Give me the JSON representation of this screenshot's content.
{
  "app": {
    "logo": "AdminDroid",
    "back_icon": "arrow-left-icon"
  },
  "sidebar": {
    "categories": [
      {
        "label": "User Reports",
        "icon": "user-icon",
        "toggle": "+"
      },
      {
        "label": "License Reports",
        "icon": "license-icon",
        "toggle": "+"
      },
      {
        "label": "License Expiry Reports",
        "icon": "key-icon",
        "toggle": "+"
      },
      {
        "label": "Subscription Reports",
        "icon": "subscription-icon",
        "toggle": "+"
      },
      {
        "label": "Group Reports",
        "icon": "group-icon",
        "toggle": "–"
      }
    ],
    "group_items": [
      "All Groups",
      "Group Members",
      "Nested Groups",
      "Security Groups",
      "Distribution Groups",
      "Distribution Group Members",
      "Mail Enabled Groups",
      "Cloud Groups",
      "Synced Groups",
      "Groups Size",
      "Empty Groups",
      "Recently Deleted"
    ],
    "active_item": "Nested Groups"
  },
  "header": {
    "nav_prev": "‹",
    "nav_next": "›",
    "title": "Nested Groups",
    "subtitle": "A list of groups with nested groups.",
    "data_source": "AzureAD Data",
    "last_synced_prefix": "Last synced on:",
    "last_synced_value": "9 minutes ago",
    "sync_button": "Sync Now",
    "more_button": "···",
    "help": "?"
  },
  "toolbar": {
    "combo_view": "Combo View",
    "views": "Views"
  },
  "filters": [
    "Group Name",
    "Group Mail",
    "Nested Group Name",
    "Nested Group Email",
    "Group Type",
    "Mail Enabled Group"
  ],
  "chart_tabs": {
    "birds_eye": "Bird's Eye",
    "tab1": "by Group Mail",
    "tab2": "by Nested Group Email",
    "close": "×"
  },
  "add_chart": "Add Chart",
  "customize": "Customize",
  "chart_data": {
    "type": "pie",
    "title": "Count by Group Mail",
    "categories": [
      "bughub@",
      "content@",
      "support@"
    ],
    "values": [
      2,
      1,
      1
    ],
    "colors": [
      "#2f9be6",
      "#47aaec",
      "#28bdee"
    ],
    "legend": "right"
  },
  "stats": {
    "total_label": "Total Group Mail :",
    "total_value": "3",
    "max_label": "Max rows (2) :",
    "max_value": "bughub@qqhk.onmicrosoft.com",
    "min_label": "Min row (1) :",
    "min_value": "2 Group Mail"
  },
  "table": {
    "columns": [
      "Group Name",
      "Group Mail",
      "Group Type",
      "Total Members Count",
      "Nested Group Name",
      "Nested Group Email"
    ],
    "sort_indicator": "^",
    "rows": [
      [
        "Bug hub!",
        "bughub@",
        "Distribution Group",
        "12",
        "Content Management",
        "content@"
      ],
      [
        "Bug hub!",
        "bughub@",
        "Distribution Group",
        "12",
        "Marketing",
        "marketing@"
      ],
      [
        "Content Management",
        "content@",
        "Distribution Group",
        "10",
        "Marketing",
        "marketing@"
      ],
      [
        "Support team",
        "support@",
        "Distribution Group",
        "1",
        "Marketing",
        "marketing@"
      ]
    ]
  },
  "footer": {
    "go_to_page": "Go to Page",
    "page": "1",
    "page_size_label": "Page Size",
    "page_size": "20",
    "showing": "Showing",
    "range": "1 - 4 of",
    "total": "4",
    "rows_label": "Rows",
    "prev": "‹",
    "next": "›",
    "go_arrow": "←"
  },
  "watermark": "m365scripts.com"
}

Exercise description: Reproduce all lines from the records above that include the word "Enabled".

Answer:
      "Mail Enabled Groups",
    "Mail Enabled Group"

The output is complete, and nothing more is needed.